Rape has never been caused by physical environments, music, dancing, or costumes. The only common denominator in cases of rape is the rapist. It is, therefore, crystal clear, that the only entity guilty of rape is the rapist.
Read the full post here.
As Bahamas Junkanoo Carnival quickly approaches, we are hearing more from people on both sides of the fence – proponents and opponents. While some think it is a brilliant idea and welcome the new festival, others are offended, confused, and/or angered by it. We expected a statement from the Bahamas Christian Council long ago, and it finally came last month. It was both disappointing and infuriating, serving only to perpetuate rape culture through the policing of women’s bodies and the sexualization of rape. The statement by the Bahamas Christian Council is not the only disturbing one, but it is the one our Director has responded to in Genderational – a column for The Bahamas Weekly.
The idea that women and girls invite acts of sexual violence against them is being promoted by the Bahamas Christian Council, thereby perpetuating rape culture. Whether or not he realizes it, Dr. Patterson’s comments serve to normalize and excuse the acts he seeks to prevent by policing women’s bodies. The stance he has taken, on behalf of the entire Council, serves to sexualize rape while blaming victims and attributing the injustices they suffer to the choices they have the right make without fear of judgment or reprisal.
Women and girls live in a world where they are constantly watched, assessed, policed, shamed, and blamed, and by no fault of their own. They endure sexual harassment in the workplace, school, streets, and other public spaces. They are expected to smile on demand, have sex with their husbands as commanded, keep their problems to themselves, and struggle silently as they navigate a world clearly built for men.
Read the full article here and stay tuned for more from Hollaback! Bahamas on Bahamas Junkanoo Carnival and the conversation around it.
I was walking to my car by [major grocery store] and two men in a car slowed down to drive next to me. I walked through parked cars so they couldn’t keep doing it and they started speeding and skidding in the parking lot to get to the row I was in and almost knocked me down. I was in shock and one of them told me don’t run from serious man. I couldn’t even talk. The one who was driving laughed and they reversed out and drove off. My friend told me about Hollaback! Bahamas so I looked it up on Facebook so I could tell you what happened.
We just had to share this amazing story, told by a sexual assault survivor. She fought through her fear and shock to confront the perpetrator. Witnesses came forward and assured her that she had their support. Bystander intervention! What happened next really sucks, but doesn’t discount her actions, or the actions of the great bystanders.

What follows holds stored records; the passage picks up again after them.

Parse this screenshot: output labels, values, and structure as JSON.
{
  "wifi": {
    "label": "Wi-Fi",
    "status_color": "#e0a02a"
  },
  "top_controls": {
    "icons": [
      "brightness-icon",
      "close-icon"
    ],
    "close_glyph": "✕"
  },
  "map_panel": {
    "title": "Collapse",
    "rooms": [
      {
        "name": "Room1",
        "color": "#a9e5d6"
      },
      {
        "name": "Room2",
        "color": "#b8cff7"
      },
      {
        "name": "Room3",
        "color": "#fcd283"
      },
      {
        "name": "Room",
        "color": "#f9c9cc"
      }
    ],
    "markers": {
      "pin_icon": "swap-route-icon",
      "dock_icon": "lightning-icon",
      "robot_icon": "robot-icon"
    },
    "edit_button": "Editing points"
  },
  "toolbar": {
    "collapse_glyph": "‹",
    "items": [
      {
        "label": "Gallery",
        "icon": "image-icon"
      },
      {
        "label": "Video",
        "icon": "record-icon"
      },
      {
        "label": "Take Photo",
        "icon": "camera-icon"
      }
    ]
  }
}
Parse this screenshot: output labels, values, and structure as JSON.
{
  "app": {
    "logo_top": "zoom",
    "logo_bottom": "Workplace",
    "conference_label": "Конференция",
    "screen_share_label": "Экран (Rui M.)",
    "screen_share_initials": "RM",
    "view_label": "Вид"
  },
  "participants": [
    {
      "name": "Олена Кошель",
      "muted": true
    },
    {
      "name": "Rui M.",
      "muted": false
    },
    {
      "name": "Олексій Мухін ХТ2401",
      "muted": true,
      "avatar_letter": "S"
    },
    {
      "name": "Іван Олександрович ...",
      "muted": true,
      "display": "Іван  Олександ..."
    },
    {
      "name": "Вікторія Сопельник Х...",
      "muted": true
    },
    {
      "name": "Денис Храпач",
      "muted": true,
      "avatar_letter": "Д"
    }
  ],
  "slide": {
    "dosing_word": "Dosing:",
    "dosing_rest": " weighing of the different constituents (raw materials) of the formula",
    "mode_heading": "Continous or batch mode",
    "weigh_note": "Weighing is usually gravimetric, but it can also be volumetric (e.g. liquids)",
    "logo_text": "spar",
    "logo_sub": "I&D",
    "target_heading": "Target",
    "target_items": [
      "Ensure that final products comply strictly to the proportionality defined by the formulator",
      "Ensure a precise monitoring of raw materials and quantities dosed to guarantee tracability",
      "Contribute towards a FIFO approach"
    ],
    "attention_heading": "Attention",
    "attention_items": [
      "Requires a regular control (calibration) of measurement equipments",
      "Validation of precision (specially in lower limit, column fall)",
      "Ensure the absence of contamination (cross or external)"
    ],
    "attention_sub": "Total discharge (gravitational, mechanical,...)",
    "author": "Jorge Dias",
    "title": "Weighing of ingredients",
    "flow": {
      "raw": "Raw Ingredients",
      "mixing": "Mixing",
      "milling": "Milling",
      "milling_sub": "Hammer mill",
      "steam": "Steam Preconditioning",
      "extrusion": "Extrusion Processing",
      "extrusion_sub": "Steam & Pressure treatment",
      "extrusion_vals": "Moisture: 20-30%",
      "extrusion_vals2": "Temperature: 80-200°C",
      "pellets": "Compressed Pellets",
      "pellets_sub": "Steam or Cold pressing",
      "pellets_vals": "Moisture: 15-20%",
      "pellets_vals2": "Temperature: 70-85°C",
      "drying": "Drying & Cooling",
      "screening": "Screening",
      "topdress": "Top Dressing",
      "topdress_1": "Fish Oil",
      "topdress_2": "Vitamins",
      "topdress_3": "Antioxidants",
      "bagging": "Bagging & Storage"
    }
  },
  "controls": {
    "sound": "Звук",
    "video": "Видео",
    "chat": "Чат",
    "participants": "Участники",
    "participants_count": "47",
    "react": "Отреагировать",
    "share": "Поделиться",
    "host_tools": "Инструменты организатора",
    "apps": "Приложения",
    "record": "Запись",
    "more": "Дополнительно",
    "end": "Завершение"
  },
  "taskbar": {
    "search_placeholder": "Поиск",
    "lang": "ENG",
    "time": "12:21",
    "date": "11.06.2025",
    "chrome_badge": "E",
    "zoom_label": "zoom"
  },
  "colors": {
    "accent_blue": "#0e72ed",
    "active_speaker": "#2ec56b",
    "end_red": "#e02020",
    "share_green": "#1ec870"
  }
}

Check it out here.
Congratulations to Director of Hollaback! Bahamas Alicia Wallace – one of 60 #QueensYoungLeaders chosen from across 35 Commonwealth countries. In June, she’ll be off to London for a one-week residential course, and a visit to Buckingham Palace where she will receive her award. Check out the full story here.
Our team is proud of Alicia and her work, and look forward to many more years of badass street harassment fighting.
We’re thrilled to announce that Hollaback! Bahamas Director Alicia Wallace is part of Stop Street Harassment’s Blog Correspondent Cohort for 2015.
She’ll guest blog on the SSH website once per month from January to April. We’ve had a sneak peek at the topics she plans to cover, and all we can say is watch both these spaces!